The barriers often imposed on combined heat and power by utilities in the US was highlighted again this week when college in the state of Iowa ruled out using the technology as a result of prohibitive rate policies.
Midwest Energy News reports that Luther College in Iowa has been forced to shelve its plans to adopt CHP as a means of cutting energy consumption. The college were interested in the installation of a 1.4 MW gas turbine, which would generate half the electricity used on the campus each year. The same system was to be used for combined heat and power purposes.
“We are interested in combined heat and power to save money, and because we want to reduce our carbon footprint,” said Jim Martin-Schramm, a religion professor at Luther College in Decorah, Iowa, who also serves as the college’s interim director of the Centre for Sustainable Communities. “Right now it’s not a real option. The standby rate is a key piece of this.”
According to the college administration’s math, the fee that their local electricity provider, Alliant Energy, would charge them for sporadic use of grid power — also known as the “standby rate” — is simply too high for the project to be viable.
The college hired the Energy Resources Center, based at the University of Illinois in Chicago, to do a feasibility study. The center estimated the payback time at 55 years. If the college were served by MidAmerican Energy rather than Alliant Energy, the researchers found, the system would pay for itself in about 15 years.
Utilities typically charge standby rates to customers with on-site distributed generation, such as a combined heat and power system, to cover the costs to the utility both of providing actual power, and of maintaining the capacity to provide that power, should the customer’s own generation system fail or have to be shut down for maintenance.
The Energy Resources Center earlier this year evaluated the standby rates at Alliant Energy, one of Iowa’s major investor-owned utilities.
The authors, Clifford Haefke and Graeme Miller, concluded that the utility’s standby charges “financially burden otherwise economically viable distributed generation (DG), including combined heat and power.”
Standby rates can be designed in such a way that they pay off for utilities, but bear little resemblance to the actual burden that CHP systems impose, according to Jennifer Kefer, the program manager for the Alliance for Industrial Efficiency.
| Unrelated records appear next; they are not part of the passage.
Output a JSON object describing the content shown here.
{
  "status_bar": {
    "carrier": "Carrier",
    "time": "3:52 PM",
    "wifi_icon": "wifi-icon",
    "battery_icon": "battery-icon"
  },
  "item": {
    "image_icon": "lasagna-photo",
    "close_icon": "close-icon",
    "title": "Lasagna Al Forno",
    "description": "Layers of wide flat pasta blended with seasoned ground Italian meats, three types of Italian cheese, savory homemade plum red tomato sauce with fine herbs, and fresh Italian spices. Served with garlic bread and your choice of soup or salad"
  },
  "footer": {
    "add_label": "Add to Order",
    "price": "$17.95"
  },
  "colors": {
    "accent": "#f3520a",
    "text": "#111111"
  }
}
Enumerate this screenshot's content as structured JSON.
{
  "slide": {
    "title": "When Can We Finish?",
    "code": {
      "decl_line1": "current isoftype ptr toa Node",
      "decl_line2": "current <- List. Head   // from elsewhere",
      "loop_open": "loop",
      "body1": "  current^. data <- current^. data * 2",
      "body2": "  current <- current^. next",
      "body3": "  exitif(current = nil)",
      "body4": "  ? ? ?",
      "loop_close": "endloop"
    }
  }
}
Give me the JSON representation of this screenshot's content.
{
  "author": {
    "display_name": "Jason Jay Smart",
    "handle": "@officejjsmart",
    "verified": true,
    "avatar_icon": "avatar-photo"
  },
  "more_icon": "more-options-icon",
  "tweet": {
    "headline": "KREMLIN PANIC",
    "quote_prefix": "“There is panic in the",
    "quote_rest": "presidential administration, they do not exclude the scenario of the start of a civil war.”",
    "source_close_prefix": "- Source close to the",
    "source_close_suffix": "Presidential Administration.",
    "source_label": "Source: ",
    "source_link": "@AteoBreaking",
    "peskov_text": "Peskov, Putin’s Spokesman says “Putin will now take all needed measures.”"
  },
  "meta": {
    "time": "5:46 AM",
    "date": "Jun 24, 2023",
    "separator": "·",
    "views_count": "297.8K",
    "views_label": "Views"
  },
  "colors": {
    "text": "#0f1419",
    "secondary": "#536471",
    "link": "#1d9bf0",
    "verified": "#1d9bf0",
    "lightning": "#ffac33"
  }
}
Some utilities charge CHP customers a monthly fee in order to maintain access to the grid. The monthly fee is in some cases based on the largest amount of power drawn from the utility during a single 15-minute period in the previous year – like the hottest few minutes of the hottest summer afternoon. That ends up being a very high rate because power rates typically are highest during times of peak demand. Some utilities then charge that access fee every month for up to a year, when it would be reset.
“They’re assuming you’ll need power at a peak time. That’s an expensive time,” Kefer said. “They (CHP systems) are very unlikely to go down during a peak time. The rate is not based on how often you go down. It’s not a reflection of the real burden we’re placing on the grid.”
“Paying this penalty for the one time in the year when you had to use the grid can negate the whole benefit of installing CHP,” Kefer said. And while she conceded that utilities must invest in equipment to maintain the ability to produce power when it’s needed, Kefer said she suspects that “the motivation for high standby rates often is to discourage CHP. Utilities often have concerns that CHP undermines their business model.”